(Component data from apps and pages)

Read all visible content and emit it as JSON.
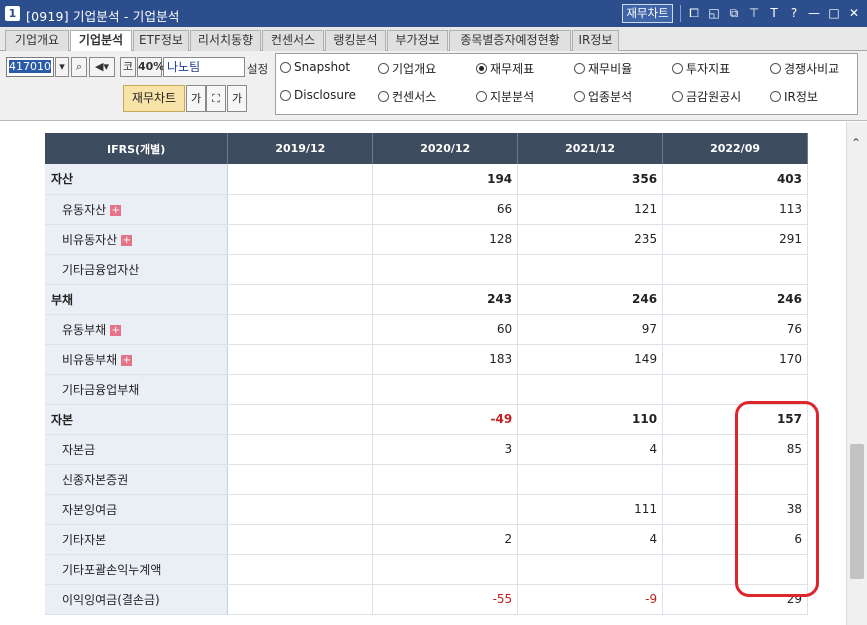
{
  "window": {
    "number": "1",
    "title": "[0919] 기업분석 - 기업분석",
    "financial_chart_button": "재무차트",
    "icons": [
      "chart-icon",
      "window-icon",
      "restore-icon",
      "pin-icon",
      "font-icon",
      "help-icon",
      "minimize-icon",
      "maximize-icon",
      "close-icon"
    ],
    "icon_glyphs": [
      "⧠",
      "◱",
      "⧉",
      "⊤",
      "T",
      "?",
      "—",
      "□",
      "✕"
    ]
  },
  "tabs": [
    {
      "label": "기업개요",
      "active": false
    },
    {
      "label": "기업분석",
      "active": true
    },
    {
      "label": "ETF정보",
      "active": false
    },
    {
      "label": "리서치동향",
      "active": false
    },
    {
      "label": "컨센서스",
      "active": false
    },
    {
      "label": "랭킹분석",
      "active": false
    },
    {
      "label": "부가정보",
      "active": false
    },
    {
      "label": "종목별증자예정현황",
      "active": false
    },
    {
      "label": "IR정보",
      "active": false
    }
  ],
  "toolbar": {
    "stock_code": "417010",
    "code_label": "코",
    "ratio": "40%",
    "company_name": "나노팀",
    "settings_label": "설정",
    "fin_chart_label": "재무차트",
    "font_btn_1": "가",
    "font_btn_2": "가"
  },
  "report_options": [
    {
      "label": "Snapshot",
      "selected": false
    },
    {
      "label": "기업개요",
      "selected": false
    },
    {
      "label": "재무제표",
      "selected": true
    },
    {
      "label": "재무비율",
      "selected": false
    },
    {
      "label": "투자지표",
      "selected": false
    },
    {
      "label": "경쟁사비교",
      "selected": false
    },
    {
      "label": "Disclosure",
      "selected": false
    },
    {
      "label": "컨센서스",
      "selected": false
    },
    {
      "label": "지분분석",
      "selected": false
    },
    {
      "label": "업종분석",
      "selected": false
    },
    {
      "label": "금감원공시",
      "selected": false
    },
    {
      "label": "IR정보",
      "selected": false
    }
  ],
  "table": {
    "headers": [
      "IFRS(개별)",
      "2019/12",
      "2020/12",
      "2021/12",
      "2022/09"
    ],
    "rows": [
      {
        "label": "자산",
        "level": "main",
        "expand": false,
        "values": [
          "",
          "194",
          "356",
          "403"
        ]
      },
      {
        "label": "유동자산",
        "level": "sub",
        "expand": true,
        "values": [
          "",
          "66",
          "121",
          "113"
        ]
      },
      {
        "label": "비유동자산",
        "level": "sub",
        "expand": true,
        "values": [
          "",
          "128",
          "235",
          "291"
        ]
      },
      {
        "label": "기타금융업자산",
        "level": "sub",
        "expand": false,
        "values": [
          "",
          "",
          "",
          ""
        ]
      },
      {
        "label": "부채",
        "level": "main",
        "expand": false,
        "values": [
          "",
          "243",
          "246",
          "246"
        ]
      },
      {
        "label": "유동부채",
        "level": "sub",
        "expand": true,
        "values": [
          "",
          "60",
          "97",
          "76"
        ]
      },
      {
        "label": "비유동부채",
        "level": "sub",
        "expand": true,
        "values": [
          "",
          "183",
          "149",
          "170"
        ]
      },
      {
        "label": "기타금융업부채",
        "level": "sub",
        "expand": false,
        "values": [
          "",
          "",
          "",
          ""
        ]
      },
      {
        "label": "자본",
        "level": "main",
        "expand": false,
        "values": [
          "",
          "-49",
          "110",
          "157"
        ]
      },
      {
        "label": "자본금",
        "level": "sub",
        "expand": false,
        "values": [
          "",
          "3",
          "4",
          "85"
        ]
      },
      {
        "label": "신종자본증권",
        "level": "sub",
        "expand": false,
        "values": [
          "",
          "",
          "",
          ""
        ]
      },
      {
        "label": "자본잉여금",
        "level": "sub",
        "expand": false,
        "values": [
          "",
          "",
          "111",
          "38"
        ]
      },
      {
        "label": "기타자본",
        "level": "sub",
        "expand": false,
        "values": [
          "",
          "2",
          "4",
          "6"
        ]
      },
      {
        "label": "기타포괄손익누계액",
        "level": "sub",
        "expand": false,
        "values": [
          "",
          "",
          "",
          ""
        ]
      },
      {
        "label": "이익잉여금(결손금)",
        "level": "sub",
        "expand": false,
        "values": [
          "",
          "-55",
          "-9",
          "29"
        ]
      }
    ]
  },
  "colors": {
    "titlebar": "#2d4e8c",
    "table_header": "#3d4c5e",
    "label_column": "#eaeff6",
    "negative": "#c0201f",
    "annotation": "#e0242c",
    "expand_badge": "#e5738a"
  }
}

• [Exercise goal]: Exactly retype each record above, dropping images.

• [Response]:
Read all visible content and emit it as JSON.
{
  "window": {
    "number": "1",
    "title": "[0919] 기업분석 - 기업분석",
    "financial_chart_button": "재무차트",
    "icons": [
      "chart-icon",
      "window-icon",
      "restore-icon",
      "pin-icon",
      "font-icon",
      "help-icon",
      "minimize-icon",
      "maximize-icon",
      "close-icon"
    ],
    "icon_glyphs": [
      "⧠",
      "◱",
      "⧉",
      "⊤",
      "T",
      "?",
      "—",
      "□",
      "✕"
    ]
  },
  "tabs": [
    {
      "label": "기업개요",
      "active": false
    },
    {
      "label": "기업분석",
      "active": true
    },
    {
      "label": "ETF정보",
      "active": false
    },
    {
      "label": "리서치동향",
      "active": false
    },
    {
      "label": "컨센서스",
      "active": false
    },
    {
      "label": "랭킹분석",
      "active": false
    },
    {
      "label": "부가정보",
      "active": false
    },
    {
      "label": "종목별증자예정현황",
      "active": false
    },
    {
      "label": "IR정보",
      "active": false
    }
  ],
  "toolbar": {
    "stock_code": "417010",
    "code_label": "코",
    "ratio": "40%",
    "company_name": "나노팀",
    "settings_label": "설정",
    "fin_chart_label": "재무차트",
    "font_btn_1": "가",
    "font_btn_2": "가"
  },
  "report_options": [
    {
      "label": "Snapshot",
      "selected": false
    },
    {
      "label": "기업개요",
      "selected": false
    },
    {
      "label": "재무제표",
      "selected": true
    },
    {
      "label": "재무비율",
      "selected": false
    },
    {
      "label": "투자지표",
      "selected": false
    },
    {
      "label": "경쟁사비교",
      "selected": false
    },
    {
      "label": "Disclosure",
      "selected": false
    },
    {
      "label": "컨센서스",
      "selected": false
    },
    {
      "label": "지분분석",
      "selected": false
    },
    {
      "label": "업종분석",
      "selected": false
    },
    {
      "label": "금감원공시",
      "selected": false
    },
    {
      "label": "IR정보",
      "selected": false
    }
  ],
  "table": {
    "headers": [
      "IFRS(개별)",
      "2019/12",
      "2020/12",
      "2021/12",
      "2022/09"
    ],
    "rows": [
      {
        "label": "자산",
        "level": "main",
        "expand": false,
        "values": [
          "",
          "194",
          "356",
          "403"
        ]
      },
      {
        "label": "유동자산",
        "level": "sub",
        "expand": true,
        "values": [
          "",
          "66",
          "121",
          "113"
        ]
      },
      {
        "label": "비유동자산",
        "level": "sub",
        "expand": true,
        "values": [
          "",
          "128",
          "235",
          "291"
        ]
      },
      {
        "label": "기타금융업자산",
        "level": "sub",
        "expand": false,
        "values": [
          "",
          "",
          "",
          ""
        ]
      },
      {
        "label": "부채",
        "level": "main",
        "expand": false,
        "values": [
          "",
          "243",
          "246",
          "246"
        ]
      },
      {
        "label": "유동부채",
        "level": "sub",
        "expand": true,
        "values": [
          "",
          "60",
          "97",
          "76"
        ]
      },
      {
        "label": "비유동부채",
        "level": "sub",
        "expand": true,
        "values": [
          "",
          "183",
          "149",
          "170"
        ]
      },
      {
        "label": "기타금융업부채",
        "level": "sub",
        "expand": false,
        "values": [
          "",
          "",
          "",
          ""
        ]
      },
      {
        "label": "자본",
        "level": "main",
        "expand": false,
        "values": [
          "",
          "-49",
          "110",
          "157"
        ]
      },
      {
        "label": "자본금",
        "level": "sub",
        "expand": false,
        "values": [
          "",
          "3",
          "4",
          "85"
        ]
      },
      {
        "label": "신종자본증권",
        "level": "sub",
        "expand": false,
        "values": [
          "",
          "",
          "",
          ""
        ]
      },
      {
        "label": "자본잉여금",
        "level": "sub",
        "expand": false,
        "values": [
          "",
          "",
          "111",
          "38"
        ]
      },
      {
        "label": "기타자본",
        "level": "sub",
        "expand": false,
        "values": [
          "",
          "2",
          "4",
          "6"
        ]
      },
      {
        "label": "기타포괄손익누계액",
        "level": "sub",
        "expand": false,
        "values": [
          "",
          "",
          "",
          ""
        ]
      },
      {
        "label": "이익잉여금(결손금)",
        "level": "sub",
        "expand": false,
        "values": [
          "",
          "-55",
          "-9",
          "29"
        ]
      }
    ]
  },
  "colors": {
    "titlebar": "#2d4e8c",
    "table_header": "#3d4c5e",
    "label_column": "#eaeff6",
    "negative": "#c0201f",
    "annotation": "#e0242c",
    "expand_badge": "#e5738a"
  }
}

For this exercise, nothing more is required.